■ Assigned task ■
Wherever the string "data" shows up in the material below, copy that line.
(Records supplied)
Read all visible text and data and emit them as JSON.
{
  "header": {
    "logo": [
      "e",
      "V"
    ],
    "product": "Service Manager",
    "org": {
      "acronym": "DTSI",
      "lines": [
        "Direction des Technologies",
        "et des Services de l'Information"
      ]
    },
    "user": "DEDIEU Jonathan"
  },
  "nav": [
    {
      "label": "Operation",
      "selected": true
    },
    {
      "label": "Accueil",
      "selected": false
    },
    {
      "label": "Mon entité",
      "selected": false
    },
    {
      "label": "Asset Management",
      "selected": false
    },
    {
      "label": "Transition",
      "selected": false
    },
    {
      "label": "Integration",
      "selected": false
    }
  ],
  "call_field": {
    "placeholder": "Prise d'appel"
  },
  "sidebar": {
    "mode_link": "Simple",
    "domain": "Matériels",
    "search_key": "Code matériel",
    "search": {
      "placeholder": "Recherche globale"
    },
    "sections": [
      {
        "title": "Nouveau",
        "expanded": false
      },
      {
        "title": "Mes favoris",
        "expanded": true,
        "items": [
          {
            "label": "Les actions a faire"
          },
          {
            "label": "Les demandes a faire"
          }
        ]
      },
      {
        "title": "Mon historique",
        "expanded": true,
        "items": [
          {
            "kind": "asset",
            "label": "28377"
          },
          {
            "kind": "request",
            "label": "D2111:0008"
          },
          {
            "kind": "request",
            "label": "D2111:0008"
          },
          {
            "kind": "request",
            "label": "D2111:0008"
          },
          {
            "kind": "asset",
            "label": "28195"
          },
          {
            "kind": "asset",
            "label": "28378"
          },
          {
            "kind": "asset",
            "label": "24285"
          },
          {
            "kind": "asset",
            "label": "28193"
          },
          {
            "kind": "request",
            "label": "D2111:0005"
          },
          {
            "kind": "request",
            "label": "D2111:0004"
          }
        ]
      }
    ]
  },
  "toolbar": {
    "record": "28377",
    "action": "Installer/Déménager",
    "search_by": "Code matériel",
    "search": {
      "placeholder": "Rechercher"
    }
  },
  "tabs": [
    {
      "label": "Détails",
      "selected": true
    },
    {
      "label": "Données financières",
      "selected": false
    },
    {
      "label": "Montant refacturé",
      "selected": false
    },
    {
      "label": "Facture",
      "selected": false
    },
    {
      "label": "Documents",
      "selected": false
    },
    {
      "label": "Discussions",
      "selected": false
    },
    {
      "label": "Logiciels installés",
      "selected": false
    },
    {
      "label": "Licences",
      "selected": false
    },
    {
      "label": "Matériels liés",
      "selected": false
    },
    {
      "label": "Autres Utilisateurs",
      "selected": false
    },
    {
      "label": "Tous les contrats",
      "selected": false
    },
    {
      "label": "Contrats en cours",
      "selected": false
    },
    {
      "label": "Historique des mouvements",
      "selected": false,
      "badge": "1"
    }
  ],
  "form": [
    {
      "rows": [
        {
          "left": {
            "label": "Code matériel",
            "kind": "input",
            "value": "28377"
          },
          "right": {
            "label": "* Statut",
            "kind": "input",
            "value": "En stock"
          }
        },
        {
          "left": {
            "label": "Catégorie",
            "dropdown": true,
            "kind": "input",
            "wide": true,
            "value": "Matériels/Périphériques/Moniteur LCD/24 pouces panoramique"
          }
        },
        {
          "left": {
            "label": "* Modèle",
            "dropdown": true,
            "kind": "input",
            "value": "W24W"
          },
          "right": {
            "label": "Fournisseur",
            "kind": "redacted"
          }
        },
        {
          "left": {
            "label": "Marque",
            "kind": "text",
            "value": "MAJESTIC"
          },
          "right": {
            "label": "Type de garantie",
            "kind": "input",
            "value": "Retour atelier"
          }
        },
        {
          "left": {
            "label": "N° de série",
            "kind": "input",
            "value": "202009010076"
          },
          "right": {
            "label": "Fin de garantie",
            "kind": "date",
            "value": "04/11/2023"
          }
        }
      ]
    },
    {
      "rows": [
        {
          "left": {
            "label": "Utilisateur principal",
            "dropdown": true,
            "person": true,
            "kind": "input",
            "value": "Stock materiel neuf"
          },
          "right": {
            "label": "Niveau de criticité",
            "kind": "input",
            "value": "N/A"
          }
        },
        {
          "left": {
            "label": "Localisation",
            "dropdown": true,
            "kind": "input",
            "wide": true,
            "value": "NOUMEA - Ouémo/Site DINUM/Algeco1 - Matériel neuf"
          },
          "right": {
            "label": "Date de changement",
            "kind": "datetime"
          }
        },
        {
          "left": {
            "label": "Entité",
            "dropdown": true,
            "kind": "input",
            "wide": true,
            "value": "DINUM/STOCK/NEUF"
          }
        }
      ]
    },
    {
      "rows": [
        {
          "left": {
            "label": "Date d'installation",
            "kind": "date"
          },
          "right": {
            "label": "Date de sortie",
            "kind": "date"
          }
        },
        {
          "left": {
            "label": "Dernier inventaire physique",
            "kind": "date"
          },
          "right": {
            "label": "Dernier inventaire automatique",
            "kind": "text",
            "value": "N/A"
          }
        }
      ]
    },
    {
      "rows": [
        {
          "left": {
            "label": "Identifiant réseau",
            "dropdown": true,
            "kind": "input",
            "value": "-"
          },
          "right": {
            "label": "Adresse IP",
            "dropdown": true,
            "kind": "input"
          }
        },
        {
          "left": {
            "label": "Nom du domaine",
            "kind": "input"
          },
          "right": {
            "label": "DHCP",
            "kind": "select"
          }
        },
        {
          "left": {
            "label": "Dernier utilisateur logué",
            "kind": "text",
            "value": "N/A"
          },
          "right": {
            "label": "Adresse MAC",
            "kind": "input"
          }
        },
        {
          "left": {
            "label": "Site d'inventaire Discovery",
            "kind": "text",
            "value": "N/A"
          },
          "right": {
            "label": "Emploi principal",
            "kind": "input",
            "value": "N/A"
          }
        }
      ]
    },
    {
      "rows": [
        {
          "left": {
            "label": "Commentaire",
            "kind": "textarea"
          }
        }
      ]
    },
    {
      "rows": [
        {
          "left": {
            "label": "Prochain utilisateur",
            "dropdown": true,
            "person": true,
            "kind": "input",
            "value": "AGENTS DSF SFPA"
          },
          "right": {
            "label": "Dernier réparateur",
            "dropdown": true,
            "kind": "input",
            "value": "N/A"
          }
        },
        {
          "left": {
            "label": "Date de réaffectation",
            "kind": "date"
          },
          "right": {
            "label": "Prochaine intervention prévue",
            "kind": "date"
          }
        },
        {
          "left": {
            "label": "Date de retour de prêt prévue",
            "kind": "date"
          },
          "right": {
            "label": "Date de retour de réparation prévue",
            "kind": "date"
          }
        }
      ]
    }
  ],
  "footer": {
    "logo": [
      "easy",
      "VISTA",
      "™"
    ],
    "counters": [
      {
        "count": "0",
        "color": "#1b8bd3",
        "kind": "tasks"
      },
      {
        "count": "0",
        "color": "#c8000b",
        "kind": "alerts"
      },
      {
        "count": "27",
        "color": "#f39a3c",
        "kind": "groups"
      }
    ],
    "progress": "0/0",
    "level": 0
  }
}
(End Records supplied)
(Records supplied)
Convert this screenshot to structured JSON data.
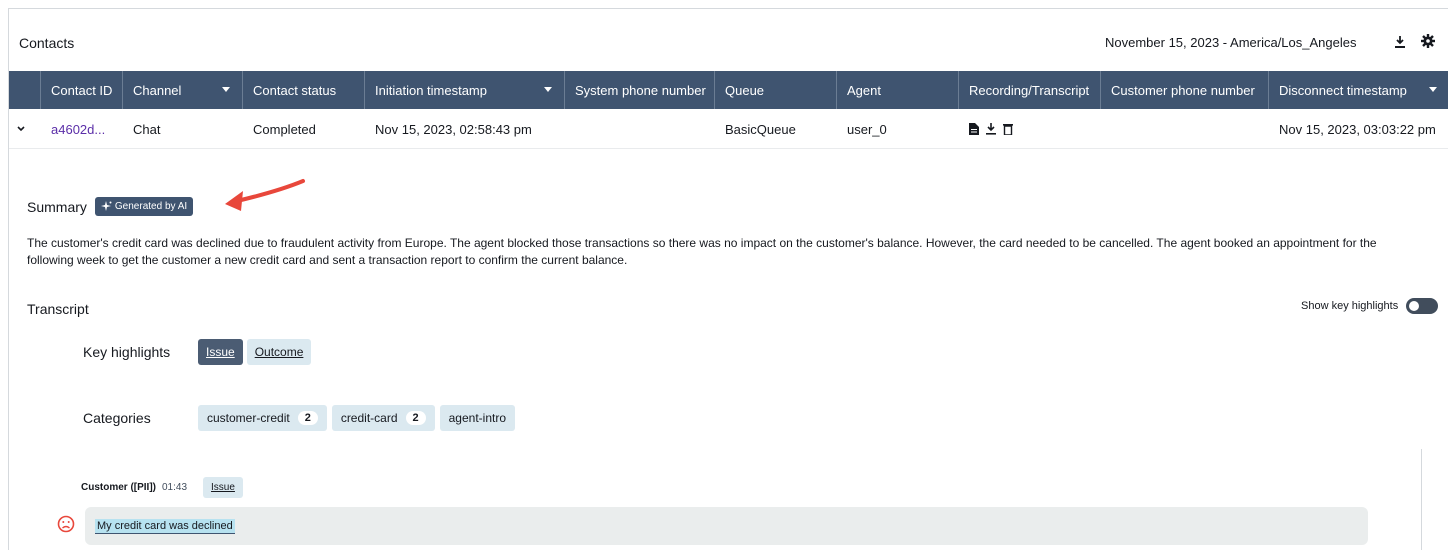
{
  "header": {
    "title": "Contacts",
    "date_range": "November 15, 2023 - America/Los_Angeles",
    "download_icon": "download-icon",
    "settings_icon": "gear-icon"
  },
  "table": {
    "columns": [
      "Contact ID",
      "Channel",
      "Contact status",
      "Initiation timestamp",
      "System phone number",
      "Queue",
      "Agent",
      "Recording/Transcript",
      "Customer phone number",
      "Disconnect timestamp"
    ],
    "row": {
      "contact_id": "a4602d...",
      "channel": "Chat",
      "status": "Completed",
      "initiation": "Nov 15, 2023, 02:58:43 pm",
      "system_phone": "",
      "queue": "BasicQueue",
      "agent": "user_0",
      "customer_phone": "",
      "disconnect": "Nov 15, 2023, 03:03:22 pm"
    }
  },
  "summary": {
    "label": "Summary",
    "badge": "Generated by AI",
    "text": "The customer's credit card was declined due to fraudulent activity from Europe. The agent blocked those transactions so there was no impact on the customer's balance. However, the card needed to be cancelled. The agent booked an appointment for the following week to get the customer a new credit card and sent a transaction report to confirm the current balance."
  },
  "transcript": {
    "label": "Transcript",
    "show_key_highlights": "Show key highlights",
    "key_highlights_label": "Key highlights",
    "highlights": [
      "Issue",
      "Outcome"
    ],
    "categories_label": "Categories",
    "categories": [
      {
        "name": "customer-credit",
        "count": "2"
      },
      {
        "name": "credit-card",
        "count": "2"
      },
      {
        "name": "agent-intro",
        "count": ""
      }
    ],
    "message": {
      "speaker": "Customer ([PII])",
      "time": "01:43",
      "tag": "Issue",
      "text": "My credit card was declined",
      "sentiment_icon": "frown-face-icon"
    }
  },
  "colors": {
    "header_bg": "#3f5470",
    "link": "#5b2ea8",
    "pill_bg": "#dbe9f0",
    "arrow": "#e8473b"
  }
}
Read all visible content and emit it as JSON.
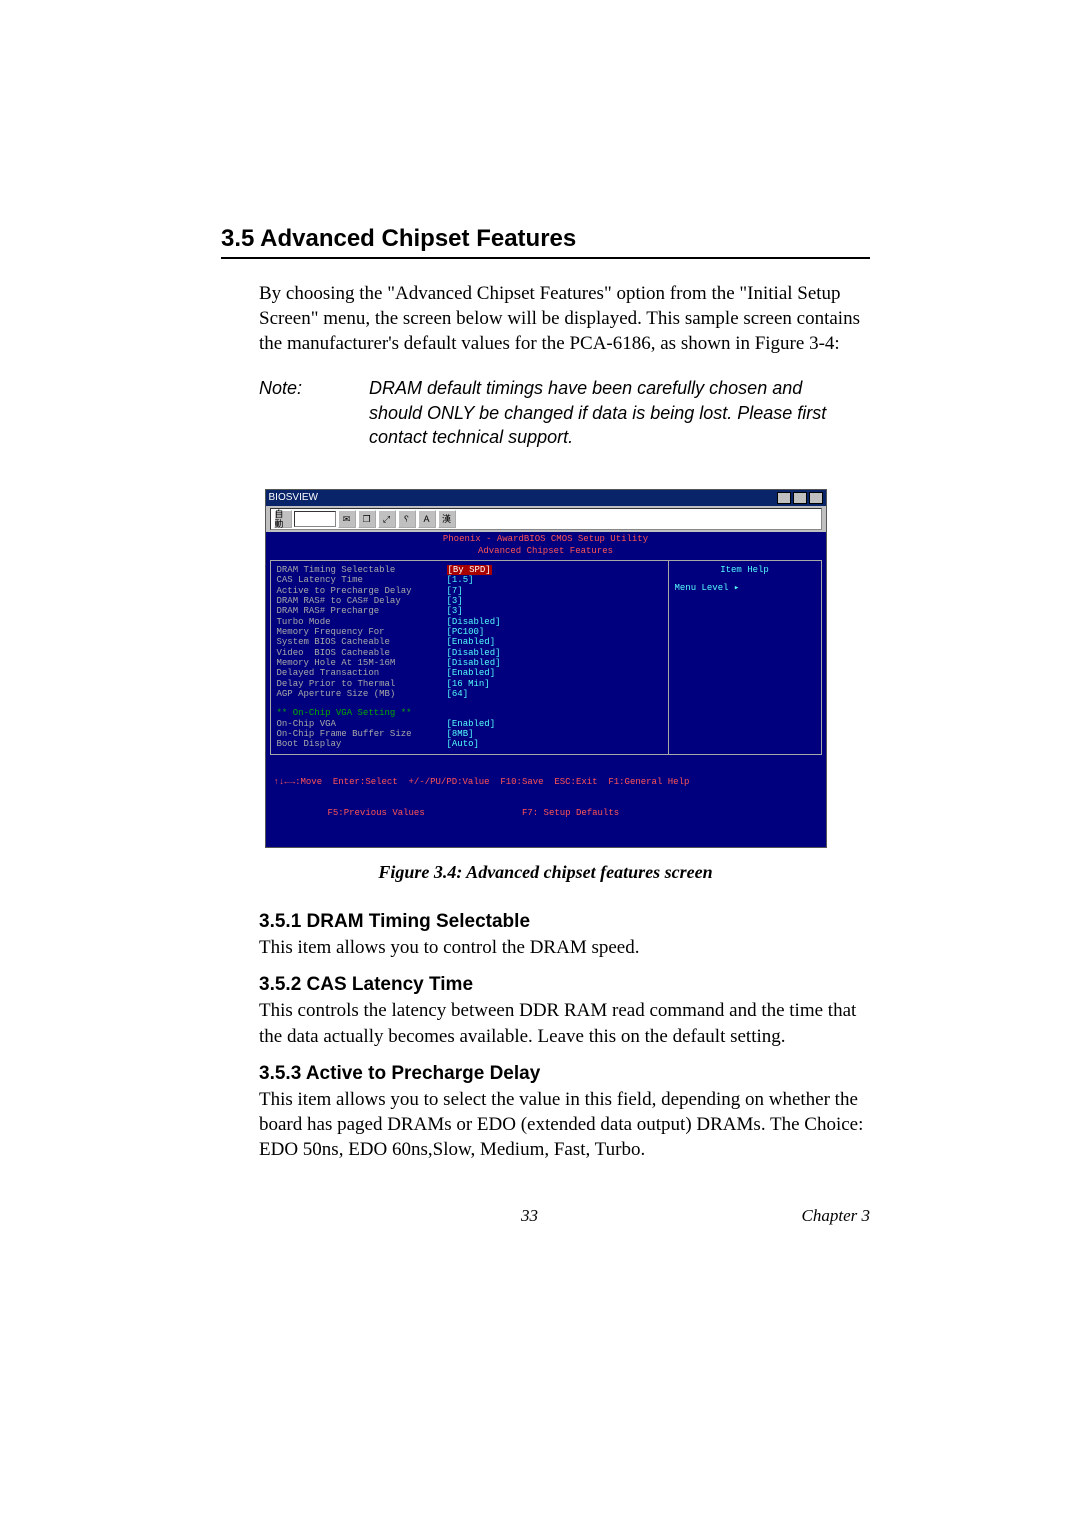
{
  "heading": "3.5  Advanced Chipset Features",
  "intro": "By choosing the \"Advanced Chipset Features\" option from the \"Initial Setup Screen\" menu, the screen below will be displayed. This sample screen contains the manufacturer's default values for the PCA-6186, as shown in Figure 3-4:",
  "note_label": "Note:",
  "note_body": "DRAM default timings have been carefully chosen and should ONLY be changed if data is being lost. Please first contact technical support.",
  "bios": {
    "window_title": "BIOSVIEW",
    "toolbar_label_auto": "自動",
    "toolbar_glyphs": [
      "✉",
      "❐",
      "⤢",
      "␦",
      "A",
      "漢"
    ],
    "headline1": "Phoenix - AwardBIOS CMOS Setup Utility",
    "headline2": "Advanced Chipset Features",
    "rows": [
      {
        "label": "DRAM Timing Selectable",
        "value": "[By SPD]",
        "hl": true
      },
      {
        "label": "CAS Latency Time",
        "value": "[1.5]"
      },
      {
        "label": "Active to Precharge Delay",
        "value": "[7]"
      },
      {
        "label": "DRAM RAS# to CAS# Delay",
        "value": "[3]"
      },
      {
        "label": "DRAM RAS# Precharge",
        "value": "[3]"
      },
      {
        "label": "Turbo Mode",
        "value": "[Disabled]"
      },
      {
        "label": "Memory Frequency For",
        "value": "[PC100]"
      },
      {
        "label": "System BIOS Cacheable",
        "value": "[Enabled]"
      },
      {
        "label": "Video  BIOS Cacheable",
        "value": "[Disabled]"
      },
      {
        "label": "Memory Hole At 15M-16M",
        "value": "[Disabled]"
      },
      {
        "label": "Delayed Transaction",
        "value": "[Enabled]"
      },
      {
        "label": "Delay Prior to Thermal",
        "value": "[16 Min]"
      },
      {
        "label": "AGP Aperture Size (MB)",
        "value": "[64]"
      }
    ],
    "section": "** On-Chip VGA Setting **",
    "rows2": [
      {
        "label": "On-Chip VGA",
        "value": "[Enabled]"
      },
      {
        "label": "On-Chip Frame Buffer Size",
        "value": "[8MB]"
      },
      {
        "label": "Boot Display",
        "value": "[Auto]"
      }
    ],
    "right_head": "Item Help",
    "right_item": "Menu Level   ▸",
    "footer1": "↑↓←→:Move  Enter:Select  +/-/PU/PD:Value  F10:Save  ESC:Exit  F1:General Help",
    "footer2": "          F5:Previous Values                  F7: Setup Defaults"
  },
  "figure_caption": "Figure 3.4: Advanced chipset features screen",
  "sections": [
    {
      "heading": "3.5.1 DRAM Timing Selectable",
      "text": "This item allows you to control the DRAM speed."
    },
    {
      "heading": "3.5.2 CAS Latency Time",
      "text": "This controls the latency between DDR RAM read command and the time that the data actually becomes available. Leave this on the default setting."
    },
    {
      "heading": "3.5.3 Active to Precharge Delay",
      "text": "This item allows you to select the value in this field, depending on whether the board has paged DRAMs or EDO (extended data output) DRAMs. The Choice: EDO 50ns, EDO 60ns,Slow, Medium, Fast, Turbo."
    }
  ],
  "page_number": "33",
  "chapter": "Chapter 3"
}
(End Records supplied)
■ Solution ■
Read all visible text and data and emit them as JSON.
Convert this screenshot to structured JSON data.
  "note_body": "DRAM default timings have been carefully chosen and should ONLY be changed if data is being lost. Please first contact technical support.",
      "text": "This controls the latency between DDR RAM read command and the time that the data actually becomes available. Leave this on the default setting."
      "text": "This item allows you to select the value in this field, depending on whether the board has paged DRAMs or EDO (extended data output) DRAMs. The Choice: EDO 50ns, EDO 60ns,Slow, Medium, Fast, Turbo."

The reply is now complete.